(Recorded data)
▬▬▬
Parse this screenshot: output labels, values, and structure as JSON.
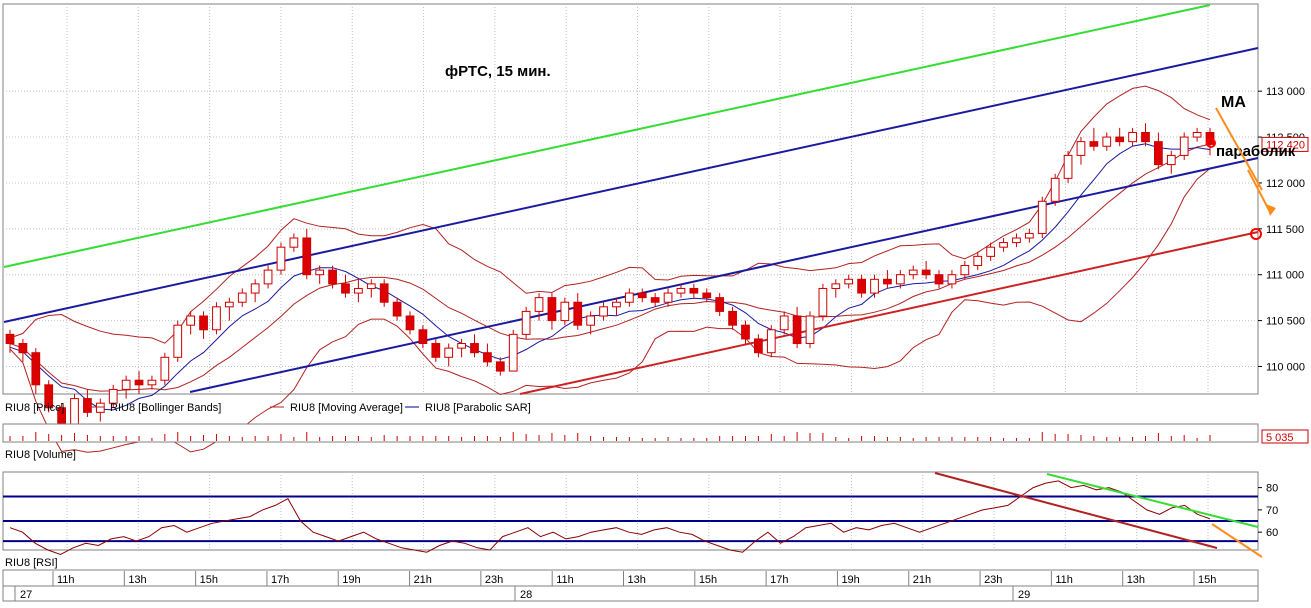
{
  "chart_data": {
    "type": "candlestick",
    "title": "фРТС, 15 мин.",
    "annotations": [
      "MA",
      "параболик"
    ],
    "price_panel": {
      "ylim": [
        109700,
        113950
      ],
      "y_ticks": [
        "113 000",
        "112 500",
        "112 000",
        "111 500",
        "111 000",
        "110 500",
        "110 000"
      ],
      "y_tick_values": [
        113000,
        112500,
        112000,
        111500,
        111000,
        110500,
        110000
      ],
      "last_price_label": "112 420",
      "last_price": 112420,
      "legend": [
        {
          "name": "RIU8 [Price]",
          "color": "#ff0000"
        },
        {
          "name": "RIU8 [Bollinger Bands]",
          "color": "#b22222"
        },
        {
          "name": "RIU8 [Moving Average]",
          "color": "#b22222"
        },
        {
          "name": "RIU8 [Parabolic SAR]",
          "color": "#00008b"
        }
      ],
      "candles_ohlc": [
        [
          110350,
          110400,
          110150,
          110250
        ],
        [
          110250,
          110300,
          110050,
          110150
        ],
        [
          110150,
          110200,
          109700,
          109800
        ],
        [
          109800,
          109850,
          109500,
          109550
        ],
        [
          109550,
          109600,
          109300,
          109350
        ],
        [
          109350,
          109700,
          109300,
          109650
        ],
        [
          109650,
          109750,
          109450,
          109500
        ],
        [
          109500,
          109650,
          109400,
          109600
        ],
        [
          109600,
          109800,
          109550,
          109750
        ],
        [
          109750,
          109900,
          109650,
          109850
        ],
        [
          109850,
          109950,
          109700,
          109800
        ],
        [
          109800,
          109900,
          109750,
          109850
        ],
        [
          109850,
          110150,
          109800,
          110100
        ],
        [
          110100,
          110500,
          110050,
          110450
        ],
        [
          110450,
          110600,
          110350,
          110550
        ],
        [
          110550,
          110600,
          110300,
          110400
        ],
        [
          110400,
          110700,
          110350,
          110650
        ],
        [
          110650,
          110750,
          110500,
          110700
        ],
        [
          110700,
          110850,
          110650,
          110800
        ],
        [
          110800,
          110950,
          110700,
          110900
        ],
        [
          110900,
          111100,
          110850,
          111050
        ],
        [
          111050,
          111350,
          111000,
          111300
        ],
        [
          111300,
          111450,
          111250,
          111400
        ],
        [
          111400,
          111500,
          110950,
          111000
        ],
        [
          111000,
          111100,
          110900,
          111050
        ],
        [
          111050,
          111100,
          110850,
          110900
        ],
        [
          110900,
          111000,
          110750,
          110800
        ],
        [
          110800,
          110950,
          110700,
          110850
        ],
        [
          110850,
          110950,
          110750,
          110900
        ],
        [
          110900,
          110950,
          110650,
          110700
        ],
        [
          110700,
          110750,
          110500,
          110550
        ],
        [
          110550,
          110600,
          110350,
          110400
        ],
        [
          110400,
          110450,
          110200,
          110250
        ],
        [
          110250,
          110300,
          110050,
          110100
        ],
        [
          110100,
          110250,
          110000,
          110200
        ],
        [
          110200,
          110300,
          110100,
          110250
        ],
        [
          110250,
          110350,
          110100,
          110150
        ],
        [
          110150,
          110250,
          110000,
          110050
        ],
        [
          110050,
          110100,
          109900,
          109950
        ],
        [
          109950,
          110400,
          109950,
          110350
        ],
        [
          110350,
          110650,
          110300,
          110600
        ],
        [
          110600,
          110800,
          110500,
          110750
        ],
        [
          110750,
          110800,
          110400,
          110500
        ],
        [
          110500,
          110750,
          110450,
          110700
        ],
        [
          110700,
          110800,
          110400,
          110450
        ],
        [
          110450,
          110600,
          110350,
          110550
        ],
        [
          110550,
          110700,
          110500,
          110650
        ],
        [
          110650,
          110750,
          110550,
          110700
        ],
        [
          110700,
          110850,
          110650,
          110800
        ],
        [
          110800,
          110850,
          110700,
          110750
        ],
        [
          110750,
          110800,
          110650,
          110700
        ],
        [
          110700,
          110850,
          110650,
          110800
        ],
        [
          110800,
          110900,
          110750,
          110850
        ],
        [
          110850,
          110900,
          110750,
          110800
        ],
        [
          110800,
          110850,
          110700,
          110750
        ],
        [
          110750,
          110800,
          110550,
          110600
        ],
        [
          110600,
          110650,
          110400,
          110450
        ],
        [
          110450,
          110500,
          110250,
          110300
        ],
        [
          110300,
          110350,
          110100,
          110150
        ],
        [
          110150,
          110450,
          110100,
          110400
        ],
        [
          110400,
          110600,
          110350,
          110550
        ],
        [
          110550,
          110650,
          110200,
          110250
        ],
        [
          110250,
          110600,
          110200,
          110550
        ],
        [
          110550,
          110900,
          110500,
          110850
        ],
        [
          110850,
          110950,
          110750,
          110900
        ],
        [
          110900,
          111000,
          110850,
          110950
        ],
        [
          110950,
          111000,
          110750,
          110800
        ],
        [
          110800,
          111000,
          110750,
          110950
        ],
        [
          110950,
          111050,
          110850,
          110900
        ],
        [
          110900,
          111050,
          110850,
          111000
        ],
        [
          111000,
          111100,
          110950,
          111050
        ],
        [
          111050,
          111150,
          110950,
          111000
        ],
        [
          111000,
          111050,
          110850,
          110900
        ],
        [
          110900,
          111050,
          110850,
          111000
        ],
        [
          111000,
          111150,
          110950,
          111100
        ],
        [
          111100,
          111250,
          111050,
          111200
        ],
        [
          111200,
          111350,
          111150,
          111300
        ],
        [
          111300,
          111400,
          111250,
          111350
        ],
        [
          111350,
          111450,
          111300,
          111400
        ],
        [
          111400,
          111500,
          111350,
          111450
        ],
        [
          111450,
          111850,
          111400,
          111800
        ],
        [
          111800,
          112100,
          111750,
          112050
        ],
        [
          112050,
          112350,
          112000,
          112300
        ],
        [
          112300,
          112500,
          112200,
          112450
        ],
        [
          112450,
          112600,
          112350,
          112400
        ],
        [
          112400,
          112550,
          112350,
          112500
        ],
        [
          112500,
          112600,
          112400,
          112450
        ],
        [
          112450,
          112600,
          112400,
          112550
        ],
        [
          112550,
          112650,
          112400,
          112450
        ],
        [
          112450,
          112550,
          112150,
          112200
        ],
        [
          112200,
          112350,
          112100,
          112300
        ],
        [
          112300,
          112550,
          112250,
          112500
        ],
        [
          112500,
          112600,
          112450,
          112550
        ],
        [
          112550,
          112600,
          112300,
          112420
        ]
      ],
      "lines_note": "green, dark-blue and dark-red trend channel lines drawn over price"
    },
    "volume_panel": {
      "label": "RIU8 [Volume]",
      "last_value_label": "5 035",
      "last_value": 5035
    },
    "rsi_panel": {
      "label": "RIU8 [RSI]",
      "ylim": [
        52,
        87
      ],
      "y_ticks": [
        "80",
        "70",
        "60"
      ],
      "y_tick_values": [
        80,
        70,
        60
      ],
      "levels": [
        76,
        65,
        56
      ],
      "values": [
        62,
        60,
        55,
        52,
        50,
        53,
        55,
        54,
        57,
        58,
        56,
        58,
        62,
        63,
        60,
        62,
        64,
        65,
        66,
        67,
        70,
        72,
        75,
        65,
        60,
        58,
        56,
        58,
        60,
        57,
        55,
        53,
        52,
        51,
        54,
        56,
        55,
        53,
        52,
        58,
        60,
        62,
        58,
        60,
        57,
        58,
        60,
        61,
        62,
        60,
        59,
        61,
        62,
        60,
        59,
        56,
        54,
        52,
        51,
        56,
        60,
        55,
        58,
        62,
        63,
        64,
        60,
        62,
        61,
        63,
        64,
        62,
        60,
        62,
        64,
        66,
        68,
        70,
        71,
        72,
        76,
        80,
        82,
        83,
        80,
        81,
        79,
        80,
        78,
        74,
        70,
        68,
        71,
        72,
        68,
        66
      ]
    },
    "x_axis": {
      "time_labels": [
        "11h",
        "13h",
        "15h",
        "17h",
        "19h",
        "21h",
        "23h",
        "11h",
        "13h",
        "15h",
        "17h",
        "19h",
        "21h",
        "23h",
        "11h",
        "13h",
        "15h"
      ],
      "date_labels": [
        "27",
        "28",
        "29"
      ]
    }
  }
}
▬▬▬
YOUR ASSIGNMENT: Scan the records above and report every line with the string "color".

EXERCISE RESULT:
          "color": "#ff0000"
          "color": "#b22222"
          "color": "#b22222"
          "color": "#00008b"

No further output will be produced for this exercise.